Nitrogen deficiency, salinity and herbivory are common stress factors faced by plants, but their simultaneous effects have been overlooked. The goal of our study was to examine whether plant resistance and/or tolerance to a generalist herbivore were altered by salt stress and/or symbiotic nitrogen fixation.
We grew Bradyrhizobium-inoculated and non-inoculated soybean plants under contrasting salinity levels (0 and 100 mM NaCl), and measured their performance along with their resistance and tolerance to herbivory by cabbage looper larvae.
Prior to herbivory, NaCl-treated plants had lower biomass, chlorophyll content, leaf trichome density, whole-plant fixed nitrogen and allocation to roots while the levels of N, K, Ca, Mn, B and Cl in shoot tissues where higher than in control plants. Constitutive and induced resistance decreased with salt stress without being affected by inoculation treatment. In the absence of NaCl, inoculated plants produced twice as many seeds than non-inoculated plants, but this difference disappeared under salinity. Plant growth and seed production decreased by 25% with herbivory, but were unaffected by exposure to salinity or rhizobium symbiosis.
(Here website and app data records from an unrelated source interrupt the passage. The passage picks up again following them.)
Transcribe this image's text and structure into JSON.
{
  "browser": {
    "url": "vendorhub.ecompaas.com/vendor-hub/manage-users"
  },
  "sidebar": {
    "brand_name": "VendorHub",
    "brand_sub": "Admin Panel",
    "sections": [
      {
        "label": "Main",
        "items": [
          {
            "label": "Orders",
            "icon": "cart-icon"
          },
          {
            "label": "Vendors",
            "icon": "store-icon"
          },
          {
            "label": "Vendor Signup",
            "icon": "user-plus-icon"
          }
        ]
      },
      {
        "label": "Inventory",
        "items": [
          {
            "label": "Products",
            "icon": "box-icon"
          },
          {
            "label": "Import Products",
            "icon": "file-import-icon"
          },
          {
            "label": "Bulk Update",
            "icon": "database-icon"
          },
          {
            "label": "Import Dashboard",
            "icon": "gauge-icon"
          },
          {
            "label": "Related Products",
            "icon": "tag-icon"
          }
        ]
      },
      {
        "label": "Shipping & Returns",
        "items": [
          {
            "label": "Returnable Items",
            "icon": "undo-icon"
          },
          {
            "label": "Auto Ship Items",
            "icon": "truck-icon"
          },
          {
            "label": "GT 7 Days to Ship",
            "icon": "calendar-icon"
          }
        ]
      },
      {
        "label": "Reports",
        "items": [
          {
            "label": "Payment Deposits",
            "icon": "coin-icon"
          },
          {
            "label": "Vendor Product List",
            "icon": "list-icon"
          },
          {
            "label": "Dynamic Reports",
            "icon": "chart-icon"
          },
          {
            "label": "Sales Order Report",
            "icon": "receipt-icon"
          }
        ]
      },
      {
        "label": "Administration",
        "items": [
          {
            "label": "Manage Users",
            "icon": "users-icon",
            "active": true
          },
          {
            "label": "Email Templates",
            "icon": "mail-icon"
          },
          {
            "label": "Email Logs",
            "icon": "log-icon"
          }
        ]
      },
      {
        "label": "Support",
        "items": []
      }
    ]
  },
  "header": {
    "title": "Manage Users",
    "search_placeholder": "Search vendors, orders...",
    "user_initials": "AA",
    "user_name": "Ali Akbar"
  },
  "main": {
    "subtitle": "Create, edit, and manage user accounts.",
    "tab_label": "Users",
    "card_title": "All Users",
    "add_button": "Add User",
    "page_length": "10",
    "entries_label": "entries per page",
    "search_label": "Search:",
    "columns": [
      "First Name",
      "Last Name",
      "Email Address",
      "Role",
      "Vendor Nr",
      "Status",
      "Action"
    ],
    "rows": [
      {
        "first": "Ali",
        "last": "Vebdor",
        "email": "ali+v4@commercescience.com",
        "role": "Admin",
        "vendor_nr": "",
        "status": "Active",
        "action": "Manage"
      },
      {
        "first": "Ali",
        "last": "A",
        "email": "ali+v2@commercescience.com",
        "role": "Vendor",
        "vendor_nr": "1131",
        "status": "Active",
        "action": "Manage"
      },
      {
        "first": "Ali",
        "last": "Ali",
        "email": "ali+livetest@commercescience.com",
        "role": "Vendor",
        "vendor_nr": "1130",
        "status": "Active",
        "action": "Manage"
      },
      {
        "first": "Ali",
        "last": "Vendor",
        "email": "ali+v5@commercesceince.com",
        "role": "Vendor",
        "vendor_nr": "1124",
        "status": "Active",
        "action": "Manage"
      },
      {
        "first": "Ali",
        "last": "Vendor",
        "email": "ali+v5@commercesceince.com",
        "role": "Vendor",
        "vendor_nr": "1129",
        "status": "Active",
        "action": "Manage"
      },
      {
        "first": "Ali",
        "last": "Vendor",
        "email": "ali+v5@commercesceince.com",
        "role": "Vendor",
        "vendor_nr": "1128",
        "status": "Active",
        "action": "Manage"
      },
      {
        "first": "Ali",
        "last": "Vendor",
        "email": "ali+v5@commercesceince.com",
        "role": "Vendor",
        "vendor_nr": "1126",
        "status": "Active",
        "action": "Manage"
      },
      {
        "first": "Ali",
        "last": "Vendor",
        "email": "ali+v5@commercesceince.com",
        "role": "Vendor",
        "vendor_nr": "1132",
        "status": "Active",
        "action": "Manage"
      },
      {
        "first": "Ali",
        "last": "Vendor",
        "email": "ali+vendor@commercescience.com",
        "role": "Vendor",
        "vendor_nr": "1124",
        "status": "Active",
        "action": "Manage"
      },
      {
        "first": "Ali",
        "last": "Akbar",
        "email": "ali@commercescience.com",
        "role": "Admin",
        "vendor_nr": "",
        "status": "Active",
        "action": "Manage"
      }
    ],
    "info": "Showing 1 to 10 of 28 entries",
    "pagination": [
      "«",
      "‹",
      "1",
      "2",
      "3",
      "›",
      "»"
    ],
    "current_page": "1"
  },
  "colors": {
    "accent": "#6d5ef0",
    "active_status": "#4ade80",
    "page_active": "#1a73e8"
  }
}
While nitrogen fixation can improve plant performance it had little effect on soybean responses to herbivory, and it was inhibited under salt stress. Resistance to herbivores decreased under salt stress.